**Items from an interface collection**
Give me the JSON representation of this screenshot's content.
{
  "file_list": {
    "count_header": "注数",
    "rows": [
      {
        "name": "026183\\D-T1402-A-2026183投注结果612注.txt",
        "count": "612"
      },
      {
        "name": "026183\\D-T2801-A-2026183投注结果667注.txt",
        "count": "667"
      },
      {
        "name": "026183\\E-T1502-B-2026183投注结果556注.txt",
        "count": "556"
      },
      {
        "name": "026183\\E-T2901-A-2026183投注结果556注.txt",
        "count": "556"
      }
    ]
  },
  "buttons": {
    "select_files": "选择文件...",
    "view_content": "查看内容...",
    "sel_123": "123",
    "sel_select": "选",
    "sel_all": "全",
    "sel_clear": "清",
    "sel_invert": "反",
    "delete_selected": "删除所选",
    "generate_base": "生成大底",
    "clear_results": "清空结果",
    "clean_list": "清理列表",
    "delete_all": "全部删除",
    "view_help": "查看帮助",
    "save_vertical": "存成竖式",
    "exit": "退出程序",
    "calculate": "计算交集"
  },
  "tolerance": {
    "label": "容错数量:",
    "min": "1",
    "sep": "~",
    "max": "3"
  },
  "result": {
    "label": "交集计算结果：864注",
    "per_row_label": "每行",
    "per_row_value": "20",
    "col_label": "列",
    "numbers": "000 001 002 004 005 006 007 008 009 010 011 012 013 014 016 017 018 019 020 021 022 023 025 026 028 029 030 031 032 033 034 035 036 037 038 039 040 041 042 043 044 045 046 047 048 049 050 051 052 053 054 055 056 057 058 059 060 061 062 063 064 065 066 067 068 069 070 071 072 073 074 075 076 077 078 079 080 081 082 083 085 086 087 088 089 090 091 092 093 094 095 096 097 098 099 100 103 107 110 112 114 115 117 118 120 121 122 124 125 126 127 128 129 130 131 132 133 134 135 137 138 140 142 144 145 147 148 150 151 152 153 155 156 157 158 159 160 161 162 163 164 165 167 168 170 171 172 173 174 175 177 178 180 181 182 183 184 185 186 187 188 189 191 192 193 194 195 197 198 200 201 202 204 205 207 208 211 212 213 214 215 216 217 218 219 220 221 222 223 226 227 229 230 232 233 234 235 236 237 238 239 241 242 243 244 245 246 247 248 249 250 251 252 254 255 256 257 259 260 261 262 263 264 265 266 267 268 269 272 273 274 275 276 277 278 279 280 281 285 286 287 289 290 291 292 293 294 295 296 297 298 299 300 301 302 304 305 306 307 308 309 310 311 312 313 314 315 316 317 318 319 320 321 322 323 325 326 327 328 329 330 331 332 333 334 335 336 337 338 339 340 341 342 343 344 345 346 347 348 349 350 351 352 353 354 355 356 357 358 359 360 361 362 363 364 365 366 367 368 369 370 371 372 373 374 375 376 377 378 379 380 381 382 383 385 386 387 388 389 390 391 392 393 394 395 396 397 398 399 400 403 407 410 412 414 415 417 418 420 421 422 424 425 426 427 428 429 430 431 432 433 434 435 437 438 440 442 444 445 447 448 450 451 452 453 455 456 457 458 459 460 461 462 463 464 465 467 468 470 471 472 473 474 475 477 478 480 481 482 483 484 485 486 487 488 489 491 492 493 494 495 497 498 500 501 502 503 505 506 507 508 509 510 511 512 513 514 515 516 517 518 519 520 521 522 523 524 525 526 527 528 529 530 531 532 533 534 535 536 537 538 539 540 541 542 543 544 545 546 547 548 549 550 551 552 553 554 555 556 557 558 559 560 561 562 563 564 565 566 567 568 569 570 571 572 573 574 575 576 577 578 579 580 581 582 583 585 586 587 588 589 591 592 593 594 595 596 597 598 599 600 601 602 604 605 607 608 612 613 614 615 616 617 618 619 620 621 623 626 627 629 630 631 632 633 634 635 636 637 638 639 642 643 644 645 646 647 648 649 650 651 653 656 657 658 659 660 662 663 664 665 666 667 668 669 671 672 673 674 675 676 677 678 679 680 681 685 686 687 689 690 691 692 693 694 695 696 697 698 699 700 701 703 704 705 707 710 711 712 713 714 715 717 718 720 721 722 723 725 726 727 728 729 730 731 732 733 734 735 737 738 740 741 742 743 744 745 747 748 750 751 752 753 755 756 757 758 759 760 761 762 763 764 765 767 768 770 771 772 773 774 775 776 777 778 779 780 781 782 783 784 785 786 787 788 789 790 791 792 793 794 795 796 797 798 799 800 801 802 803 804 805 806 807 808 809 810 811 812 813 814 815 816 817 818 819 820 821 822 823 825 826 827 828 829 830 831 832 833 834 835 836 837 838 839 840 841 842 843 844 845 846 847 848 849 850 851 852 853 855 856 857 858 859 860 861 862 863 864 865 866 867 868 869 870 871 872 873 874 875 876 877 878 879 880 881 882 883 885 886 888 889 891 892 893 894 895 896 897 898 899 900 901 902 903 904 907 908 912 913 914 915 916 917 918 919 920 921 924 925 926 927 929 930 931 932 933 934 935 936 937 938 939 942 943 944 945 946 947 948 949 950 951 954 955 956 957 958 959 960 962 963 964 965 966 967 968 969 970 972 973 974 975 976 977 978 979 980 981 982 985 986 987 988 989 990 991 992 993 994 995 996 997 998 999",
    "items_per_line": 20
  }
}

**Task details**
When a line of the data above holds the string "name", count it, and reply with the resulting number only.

**Task result**
4